§3.3. Probabilistic Counting with Stochastic Averaging[3] (PCSA)

It is based on FM sketches. The algorithm goes as follows:

|  m = 2^b # with b in [4...16]
|  bitmaps = [[0]*32]*m # initialize m 32bit wide bitmaps to 0s
|  # Construct the PCSA bitmaps
|  for h in hashed(data):
|      bitmap_index = 1 + get_bitmap_index( h,b ) # binary address of
                                                    rightmost b bits
|      run_length = run_of_zeros( h,b )  # length of the run of zeros
                                            starting at bit b+1
|      bitmaps[bitmap_index][run_length] = 1 # set the bitmap bit
                                       based on the run length observed
|  # Determine the cardinality
|  phi = 0.77351		
|  DV = m / phi * 2 ^ (sum( least_sig_bit( bitmap ) ) / m) # the DV

So, Error is bounded by 0.78/sqrt(m)

§3.3.1. Obstacle

This algorithms stated above is made for use on large databases. Infact,
these were invented to save time and space while doing basic set
operations on data with high cardinality. But the data we would provide
as an input is not necessarily of high cardinality. Since we would be
counting numbers for each country separately, so the expected value of
the input cardinality would be :

			0 <= C <= 2500

where C is the actual cardinality of the input data.

§3.3.2. Workaround

As a workaround, we could introduce a correction term for small values
of cardinality.
So our final formula could look something like:

		DV(S1,...,Sm) :=  m· (2^(Z/m) −2^(−κ·Z/m))/ ρ

Where Κ is chosen to be around 1.75

§4. Implementation

The data structure present in the geoip.c needs to be removed as it
stores the IP address of the client. The data structure is shown below.

struct clientmap_entry_t {
  HT_ENTRY(clientmap_entry_t) node;
  tor_addr_t addr;
  char *transport_name;
  unsigned int last_seen_in_minutes:30;
  unsigned int action:2;

It then later needs to be replaced by a datastruture that contains the
list of countries with the number of unique IP addrs seen for that country.

The whole system can be represented by this diagram.

			      |	Input IP Addr  |
			     | Determine Country |
			    | Determine Transport|
			  | Get salted hash of IP addr |
			   |   Apply the formula    |
			   |   on the hash obtained |
			 |   Increment that country's counter  |
			 |   if the cardinality estimation     |
			 |   is greater than the estimation    |
		         |         done previously             |

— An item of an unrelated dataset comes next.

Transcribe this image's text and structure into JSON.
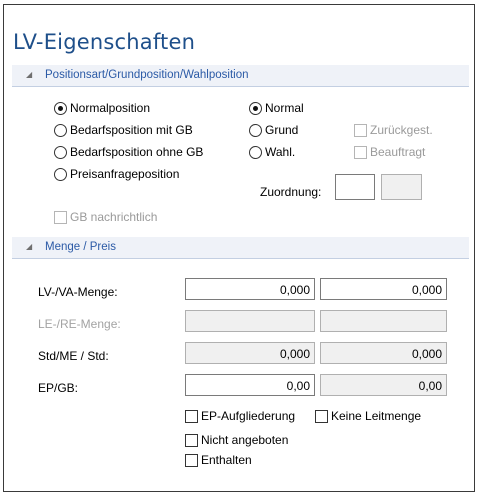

§5. Security Considerations

We might as well go ahead and implement this, but the thing to keep in
mind is that implementing this would not protect a client's identity
from a adversary completely. First thing to understand is that, an
adversary that has gained access to a guard node or a bridge could still
get the random value generated and deanonymize the client using
brute force. Or even better, why would the adversary need that random
value when she simply log all network connections coming into the
compromised system?

So, A thing to note is that this functionality would keep those clients
anonymous who had connected to the compromised system in the past, but
not those who will connect to it in the future.

§6. References

[1] https://en.wikipedia.org/wiki/Bloom_filter
[2] https://www.chromium.org/developers/design-documents/rappor
[3] https://research.neustar.biz/2013/04/02/sketch-of-the-


Jaskaran Veer Singh

More information about the tor-dev mailing list